- Assignment
Among the lines of the data below, count those that hold the word "label". Answer with the number alone.

- Records supplied
————
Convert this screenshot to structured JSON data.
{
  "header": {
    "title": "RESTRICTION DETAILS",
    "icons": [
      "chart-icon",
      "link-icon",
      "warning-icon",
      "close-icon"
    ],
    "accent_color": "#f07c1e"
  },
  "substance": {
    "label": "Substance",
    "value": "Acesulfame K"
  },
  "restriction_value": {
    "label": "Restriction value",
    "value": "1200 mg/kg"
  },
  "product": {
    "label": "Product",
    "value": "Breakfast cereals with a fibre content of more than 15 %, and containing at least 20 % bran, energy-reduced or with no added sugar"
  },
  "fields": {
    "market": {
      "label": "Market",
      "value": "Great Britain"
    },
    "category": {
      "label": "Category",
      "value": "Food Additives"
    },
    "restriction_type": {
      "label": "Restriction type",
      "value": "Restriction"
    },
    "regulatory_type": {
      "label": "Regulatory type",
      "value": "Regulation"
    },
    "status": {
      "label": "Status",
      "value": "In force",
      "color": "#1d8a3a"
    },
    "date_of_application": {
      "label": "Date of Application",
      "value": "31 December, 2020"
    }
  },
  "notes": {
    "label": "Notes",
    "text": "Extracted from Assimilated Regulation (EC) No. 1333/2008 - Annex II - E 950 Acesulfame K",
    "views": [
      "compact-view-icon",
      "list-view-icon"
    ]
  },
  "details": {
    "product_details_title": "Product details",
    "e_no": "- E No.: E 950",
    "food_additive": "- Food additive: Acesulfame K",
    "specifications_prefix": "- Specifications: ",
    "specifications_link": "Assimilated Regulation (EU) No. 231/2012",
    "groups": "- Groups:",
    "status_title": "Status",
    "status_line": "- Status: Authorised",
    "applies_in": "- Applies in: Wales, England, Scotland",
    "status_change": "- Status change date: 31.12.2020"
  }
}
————
- Response to this exercise
10